Please find every line in the entries below that contains the string "legend", and copy it.

[Start of Attachment]

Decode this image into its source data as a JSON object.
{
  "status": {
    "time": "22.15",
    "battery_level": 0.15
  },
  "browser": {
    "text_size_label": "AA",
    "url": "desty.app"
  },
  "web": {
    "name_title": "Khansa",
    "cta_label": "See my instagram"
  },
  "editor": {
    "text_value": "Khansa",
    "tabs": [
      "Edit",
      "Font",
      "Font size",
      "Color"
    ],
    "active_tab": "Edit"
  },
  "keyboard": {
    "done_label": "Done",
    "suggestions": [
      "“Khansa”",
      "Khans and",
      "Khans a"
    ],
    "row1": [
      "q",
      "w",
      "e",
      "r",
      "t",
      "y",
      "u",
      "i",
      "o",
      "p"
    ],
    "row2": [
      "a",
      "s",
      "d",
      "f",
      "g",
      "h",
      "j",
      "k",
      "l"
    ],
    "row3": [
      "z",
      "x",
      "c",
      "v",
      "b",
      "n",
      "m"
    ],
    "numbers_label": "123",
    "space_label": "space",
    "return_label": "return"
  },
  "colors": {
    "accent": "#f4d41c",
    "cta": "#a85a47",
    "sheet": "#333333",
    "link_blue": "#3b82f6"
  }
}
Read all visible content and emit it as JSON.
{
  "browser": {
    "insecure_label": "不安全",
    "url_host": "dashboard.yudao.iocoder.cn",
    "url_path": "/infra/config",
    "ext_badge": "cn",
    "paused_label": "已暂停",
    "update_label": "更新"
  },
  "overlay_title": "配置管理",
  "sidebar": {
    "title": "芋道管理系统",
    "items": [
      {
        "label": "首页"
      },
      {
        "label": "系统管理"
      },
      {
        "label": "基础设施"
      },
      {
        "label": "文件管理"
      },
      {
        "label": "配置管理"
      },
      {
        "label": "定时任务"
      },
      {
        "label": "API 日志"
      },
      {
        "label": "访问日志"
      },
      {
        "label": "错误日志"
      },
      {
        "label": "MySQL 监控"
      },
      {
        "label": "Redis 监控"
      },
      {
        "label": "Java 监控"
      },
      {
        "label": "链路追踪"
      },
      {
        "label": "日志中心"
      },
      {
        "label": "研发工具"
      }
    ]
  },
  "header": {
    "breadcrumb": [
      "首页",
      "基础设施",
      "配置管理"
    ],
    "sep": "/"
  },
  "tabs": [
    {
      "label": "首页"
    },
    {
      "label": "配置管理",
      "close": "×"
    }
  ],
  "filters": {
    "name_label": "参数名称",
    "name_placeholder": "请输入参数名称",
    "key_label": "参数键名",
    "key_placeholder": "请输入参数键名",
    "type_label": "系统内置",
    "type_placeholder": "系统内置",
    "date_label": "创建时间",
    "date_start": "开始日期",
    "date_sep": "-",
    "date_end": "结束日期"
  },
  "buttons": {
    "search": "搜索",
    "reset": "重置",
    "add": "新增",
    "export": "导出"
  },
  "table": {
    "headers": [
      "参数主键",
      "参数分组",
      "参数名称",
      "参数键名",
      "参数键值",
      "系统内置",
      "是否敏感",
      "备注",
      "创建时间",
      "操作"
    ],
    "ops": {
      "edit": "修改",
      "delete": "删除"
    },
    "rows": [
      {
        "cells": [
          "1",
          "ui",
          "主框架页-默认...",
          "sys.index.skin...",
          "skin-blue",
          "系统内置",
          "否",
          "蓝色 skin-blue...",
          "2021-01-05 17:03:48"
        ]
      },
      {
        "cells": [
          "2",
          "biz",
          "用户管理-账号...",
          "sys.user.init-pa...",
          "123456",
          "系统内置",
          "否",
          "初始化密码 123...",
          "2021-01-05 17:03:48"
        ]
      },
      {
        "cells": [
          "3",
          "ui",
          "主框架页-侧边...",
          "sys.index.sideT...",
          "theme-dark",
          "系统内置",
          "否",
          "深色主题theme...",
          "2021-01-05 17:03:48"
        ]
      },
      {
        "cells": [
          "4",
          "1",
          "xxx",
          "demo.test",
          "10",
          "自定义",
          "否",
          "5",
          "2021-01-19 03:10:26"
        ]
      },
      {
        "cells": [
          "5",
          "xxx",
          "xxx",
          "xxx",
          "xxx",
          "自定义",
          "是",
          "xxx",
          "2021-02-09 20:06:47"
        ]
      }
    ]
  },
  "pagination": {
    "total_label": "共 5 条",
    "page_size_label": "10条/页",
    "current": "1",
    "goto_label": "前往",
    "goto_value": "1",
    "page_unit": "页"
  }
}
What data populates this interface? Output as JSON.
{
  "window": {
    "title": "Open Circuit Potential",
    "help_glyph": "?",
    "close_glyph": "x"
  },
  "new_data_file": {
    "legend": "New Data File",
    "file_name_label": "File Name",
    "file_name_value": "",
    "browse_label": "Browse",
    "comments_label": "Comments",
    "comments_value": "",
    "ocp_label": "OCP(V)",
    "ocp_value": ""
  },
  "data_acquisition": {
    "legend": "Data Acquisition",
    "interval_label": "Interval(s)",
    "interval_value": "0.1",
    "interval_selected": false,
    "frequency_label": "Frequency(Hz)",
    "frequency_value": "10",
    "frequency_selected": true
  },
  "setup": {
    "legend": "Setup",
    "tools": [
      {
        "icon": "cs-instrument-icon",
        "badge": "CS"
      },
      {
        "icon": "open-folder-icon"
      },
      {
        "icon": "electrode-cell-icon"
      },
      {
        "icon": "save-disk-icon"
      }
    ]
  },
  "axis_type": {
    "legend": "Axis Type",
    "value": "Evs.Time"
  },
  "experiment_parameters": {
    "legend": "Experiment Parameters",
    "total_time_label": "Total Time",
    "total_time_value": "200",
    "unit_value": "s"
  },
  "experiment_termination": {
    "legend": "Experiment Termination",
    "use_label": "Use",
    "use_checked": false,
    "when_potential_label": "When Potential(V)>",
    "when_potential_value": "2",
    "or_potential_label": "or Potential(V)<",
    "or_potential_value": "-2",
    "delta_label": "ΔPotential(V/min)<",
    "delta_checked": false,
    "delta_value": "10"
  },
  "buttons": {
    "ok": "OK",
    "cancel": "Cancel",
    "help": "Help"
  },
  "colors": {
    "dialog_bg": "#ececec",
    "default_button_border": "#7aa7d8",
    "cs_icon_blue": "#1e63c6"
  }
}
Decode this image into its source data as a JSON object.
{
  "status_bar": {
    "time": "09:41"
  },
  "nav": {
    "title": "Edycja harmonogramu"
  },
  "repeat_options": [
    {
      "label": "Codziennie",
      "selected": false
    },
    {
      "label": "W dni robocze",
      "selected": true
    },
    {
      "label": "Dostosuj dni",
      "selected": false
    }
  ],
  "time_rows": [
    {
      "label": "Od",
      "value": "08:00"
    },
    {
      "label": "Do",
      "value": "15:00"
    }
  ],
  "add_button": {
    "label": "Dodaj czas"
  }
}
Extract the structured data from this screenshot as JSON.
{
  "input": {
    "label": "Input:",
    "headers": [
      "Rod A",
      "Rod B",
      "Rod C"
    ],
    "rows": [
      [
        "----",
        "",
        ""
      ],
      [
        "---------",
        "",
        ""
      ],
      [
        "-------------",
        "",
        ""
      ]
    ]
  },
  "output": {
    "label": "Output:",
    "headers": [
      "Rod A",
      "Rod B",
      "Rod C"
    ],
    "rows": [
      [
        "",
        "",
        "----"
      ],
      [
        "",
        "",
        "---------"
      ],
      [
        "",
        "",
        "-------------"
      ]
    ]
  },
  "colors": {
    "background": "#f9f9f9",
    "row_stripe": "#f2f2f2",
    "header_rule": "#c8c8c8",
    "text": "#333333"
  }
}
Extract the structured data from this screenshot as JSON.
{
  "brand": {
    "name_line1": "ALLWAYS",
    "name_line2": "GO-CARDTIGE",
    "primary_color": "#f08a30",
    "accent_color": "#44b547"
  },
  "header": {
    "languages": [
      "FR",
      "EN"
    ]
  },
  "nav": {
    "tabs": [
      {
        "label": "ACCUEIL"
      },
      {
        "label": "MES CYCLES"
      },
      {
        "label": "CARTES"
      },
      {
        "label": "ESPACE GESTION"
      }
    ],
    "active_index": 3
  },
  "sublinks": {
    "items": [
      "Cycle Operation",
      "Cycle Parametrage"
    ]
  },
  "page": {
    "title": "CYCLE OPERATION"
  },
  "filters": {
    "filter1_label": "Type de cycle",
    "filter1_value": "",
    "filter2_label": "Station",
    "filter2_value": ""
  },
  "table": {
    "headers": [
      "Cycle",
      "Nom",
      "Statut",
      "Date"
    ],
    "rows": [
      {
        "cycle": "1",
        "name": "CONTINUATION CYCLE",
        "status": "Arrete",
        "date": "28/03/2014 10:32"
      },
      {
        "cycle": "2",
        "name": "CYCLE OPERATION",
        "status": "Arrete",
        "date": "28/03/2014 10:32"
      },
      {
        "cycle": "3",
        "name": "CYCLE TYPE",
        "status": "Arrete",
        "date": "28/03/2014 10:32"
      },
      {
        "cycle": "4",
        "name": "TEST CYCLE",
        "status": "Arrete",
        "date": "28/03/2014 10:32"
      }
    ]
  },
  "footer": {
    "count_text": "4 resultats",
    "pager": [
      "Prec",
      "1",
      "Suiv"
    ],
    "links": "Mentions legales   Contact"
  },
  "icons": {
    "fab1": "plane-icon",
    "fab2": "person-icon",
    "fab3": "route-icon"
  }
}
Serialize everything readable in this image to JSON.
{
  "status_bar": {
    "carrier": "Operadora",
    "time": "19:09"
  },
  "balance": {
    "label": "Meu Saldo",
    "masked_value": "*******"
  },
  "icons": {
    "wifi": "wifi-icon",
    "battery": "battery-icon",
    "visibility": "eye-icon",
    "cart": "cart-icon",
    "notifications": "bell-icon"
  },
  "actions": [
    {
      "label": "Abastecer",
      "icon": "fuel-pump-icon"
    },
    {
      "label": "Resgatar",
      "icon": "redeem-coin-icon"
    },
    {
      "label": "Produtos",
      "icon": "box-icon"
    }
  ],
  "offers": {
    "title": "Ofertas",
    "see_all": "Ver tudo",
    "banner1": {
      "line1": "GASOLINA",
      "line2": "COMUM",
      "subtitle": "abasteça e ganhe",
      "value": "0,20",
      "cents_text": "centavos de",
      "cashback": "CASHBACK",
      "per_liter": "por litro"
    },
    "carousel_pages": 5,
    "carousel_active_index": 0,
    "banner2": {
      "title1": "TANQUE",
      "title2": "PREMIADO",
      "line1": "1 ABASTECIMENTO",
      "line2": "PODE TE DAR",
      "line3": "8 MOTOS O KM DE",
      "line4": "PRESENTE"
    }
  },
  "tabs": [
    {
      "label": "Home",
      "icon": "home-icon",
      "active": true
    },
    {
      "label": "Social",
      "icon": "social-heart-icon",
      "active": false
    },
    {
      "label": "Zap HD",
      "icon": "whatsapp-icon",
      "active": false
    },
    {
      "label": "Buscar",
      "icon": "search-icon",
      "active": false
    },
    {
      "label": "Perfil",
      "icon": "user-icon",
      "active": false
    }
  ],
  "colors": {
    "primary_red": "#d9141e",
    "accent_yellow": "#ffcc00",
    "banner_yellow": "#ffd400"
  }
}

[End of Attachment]

» **Written answer**
    "legend": "New Data File",
    "legend": "Data Acquisition",
    "legend": "Setup",
    "legend": "Axis Type",
    "legend": "Experiment Parameters",
    "legend": "Experiment Termination",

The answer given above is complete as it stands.